“What have I done? What have I done? I am a good person, but I did a bad thing.”
These words are the last thoughts of someone else—and tonight I become them. While these words might not be own, I say them aloud. “I am a good person, but I did a bad thing” The words repeat again in my voice, but my mouth is not moving. The words echo across my mind, filling me with a guilt I was unaware I had. They continue to repeat as I step into a dimly lit bathroom bathed in red. And it’s here that I am greeted by the horrific truth of what I did.
The Chalet is a remount of Annie Lesser’s smash-hit A(partment 8), which kicked off the ambitious The ABC Project—a series of twenty-six immersive experiences based on a location and a letter of the alphabet. Guests of The Overlook Film Festival were able escape the expansive halls and grand foyers to experience something a little more intimate. Meet a woman at a small alcove; remove your coat, your belongings, your inhibitions, and clear your mind. Nothing is more important that what you are about to experience.
While to share any details of the experience would spoil the beauty and personal connection felt during this ten-minute journey, I can speak to the larger themes. This show was intimate. Just you and one actress, in a small room permeated with vulnerability. It’s uncomfortable. A vast personal history exists between you and this person; she is there because of you. There’s no easing into this show. You are thrust into its poetically dark narrative and forced to be accountable, present, and open.

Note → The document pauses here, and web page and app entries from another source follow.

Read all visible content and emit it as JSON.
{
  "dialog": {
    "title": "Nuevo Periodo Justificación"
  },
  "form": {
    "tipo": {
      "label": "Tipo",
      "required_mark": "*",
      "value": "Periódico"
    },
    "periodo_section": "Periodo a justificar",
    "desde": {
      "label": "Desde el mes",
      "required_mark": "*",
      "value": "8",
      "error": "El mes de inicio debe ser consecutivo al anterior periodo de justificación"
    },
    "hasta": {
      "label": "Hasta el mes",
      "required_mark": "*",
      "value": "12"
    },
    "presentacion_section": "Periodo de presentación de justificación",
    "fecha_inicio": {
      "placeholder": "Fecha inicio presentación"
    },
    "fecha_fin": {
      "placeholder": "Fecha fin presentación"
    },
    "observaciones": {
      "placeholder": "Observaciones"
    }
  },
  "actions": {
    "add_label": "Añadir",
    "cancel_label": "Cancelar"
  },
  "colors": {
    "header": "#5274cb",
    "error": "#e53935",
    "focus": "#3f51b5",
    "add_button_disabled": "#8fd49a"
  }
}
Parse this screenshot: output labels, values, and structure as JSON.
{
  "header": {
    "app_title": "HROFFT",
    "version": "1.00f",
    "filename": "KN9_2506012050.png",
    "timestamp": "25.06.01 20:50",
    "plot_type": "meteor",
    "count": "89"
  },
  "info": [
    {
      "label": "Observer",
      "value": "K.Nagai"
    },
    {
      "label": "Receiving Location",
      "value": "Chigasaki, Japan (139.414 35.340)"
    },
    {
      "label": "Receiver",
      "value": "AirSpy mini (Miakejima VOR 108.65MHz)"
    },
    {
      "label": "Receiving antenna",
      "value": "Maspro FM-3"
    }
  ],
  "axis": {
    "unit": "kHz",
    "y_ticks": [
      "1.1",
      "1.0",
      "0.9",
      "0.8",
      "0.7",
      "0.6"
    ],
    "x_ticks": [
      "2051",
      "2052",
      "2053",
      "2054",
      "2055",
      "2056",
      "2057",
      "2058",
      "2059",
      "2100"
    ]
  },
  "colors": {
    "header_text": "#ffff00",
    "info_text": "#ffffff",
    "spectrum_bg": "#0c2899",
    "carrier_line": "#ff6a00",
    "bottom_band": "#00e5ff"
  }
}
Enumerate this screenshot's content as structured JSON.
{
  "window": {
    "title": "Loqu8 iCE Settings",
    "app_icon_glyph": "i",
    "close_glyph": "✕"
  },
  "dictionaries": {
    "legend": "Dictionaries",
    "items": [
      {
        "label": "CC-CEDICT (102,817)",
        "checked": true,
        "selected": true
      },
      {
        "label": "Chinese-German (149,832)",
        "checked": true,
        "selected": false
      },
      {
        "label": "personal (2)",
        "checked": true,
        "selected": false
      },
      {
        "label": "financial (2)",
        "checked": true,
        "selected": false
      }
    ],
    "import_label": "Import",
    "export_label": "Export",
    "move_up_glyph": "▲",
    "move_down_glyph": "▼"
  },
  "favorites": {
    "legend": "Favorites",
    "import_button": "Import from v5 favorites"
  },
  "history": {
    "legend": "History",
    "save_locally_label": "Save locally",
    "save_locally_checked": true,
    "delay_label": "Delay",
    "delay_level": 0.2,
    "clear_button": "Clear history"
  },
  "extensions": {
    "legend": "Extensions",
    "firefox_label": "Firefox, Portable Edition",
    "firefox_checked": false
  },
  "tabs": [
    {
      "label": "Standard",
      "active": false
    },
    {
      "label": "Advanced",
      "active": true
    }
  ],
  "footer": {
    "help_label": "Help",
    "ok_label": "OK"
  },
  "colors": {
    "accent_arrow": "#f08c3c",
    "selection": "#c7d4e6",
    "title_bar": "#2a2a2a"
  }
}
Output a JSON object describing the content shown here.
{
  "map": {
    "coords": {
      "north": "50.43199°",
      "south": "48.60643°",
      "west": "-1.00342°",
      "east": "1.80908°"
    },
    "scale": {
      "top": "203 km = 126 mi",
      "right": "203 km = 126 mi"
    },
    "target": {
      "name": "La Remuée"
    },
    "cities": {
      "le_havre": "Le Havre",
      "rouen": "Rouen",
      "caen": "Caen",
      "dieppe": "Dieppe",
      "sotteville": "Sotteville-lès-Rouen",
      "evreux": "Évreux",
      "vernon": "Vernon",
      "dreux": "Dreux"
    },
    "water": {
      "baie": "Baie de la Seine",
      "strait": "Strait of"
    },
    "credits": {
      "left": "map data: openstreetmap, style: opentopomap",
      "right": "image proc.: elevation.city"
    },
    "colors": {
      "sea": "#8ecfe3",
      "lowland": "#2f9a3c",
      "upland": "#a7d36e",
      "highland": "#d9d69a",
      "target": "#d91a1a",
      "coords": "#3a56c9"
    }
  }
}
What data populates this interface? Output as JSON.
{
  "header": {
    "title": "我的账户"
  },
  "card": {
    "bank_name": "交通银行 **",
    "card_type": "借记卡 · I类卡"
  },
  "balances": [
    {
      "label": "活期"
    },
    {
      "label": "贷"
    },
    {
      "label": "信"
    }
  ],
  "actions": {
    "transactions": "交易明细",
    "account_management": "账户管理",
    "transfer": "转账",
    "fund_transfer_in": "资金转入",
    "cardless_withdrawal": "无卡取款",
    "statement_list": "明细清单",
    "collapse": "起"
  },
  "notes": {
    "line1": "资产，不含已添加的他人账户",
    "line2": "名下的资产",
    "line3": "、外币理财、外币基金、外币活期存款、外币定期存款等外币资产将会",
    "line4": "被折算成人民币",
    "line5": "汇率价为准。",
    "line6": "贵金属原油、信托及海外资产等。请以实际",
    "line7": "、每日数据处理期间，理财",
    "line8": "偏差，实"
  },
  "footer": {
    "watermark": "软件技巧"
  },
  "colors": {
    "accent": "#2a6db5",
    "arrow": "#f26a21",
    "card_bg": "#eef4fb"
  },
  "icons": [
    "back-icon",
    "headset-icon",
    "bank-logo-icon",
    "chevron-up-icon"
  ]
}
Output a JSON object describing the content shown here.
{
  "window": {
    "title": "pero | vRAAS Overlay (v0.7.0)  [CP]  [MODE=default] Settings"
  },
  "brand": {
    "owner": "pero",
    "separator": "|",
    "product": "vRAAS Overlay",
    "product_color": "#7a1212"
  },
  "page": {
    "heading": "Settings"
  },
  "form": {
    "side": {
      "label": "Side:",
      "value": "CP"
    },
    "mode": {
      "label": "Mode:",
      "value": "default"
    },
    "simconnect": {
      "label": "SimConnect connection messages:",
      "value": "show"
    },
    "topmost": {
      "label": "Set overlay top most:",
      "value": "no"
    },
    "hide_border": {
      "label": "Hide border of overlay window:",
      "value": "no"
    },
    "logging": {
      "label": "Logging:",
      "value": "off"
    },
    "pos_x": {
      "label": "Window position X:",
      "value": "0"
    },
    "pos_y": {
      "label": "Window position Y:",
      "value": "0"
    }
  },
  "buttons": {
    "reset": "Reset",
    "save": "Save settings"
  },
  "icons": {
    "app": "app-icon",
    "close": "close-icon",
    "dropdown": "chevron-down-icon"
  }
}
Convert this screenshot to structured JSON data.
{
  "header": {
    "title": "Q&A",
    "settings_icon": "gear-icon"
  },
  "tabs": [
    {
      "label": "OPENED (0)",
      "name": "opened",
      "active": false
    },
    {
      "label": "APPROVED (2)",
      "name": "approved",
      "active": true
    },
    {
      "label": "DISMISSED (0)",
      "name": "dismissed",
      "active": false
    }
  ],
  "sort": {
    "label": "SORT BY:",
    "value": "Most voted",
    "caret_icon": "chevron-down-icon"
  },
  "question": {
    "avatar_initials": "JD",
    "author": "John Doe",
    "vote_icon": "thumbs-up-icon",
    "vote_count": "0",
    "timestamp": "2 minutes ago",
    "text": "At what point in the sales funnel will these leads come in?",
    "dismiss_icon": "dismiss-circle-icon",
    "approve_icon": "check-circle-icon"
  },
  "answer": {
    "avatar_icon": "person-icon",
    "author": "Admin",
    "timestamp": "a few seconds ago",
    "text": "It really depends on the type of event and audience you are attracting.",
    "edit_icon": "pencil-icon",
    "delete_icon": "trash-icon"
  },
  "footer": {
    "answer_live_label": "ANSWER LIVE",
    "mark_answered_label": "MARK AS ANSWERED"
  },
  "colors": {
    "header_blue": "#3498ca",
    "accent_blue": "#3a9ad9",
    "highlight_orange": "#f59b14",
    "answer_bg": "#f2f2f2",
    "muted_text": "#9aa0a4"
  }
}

Ultimately, The Chalet is an exercise in empathy. Open yourself up to the feelings of another person, and then try to understand what the feelings were that led you down this dark path. Once you understand your own emotions and those of the young girl in front of you, you become inextricably intertwined with this experience. Where you end and it begins is blurred. The feelings that are implanted will reside within you for weeks—if not years.
This show speaks volumes of Annie Lesser’s artistry and Keight Leighn’s fearlessness. Leighn gives Lesser’s work a body to inhabit, taking formless brilliance and giving it shape. Thus, this living breathing performance adapts to each patron differently—depending on their actions, responses, feelings. It becomes something special in that each moment is fleeting; disappearing with the water down the bathtub drain.
This is a true work of art that cannot be explained; it has to be experienced. It’s a story of love and the horrors behind it. But it’s more-so a story of you and your willingness to empathize with another person. Open your heart and step into that apartment, or that chalet, and remember: you are a good person, but you did a bad thing.
As The Chalet is a remount of A(partment 8), please check the Fringe Festival Page for more information and for tickets. This is a must see show! For more information on The ABC Project, please check their Facebook.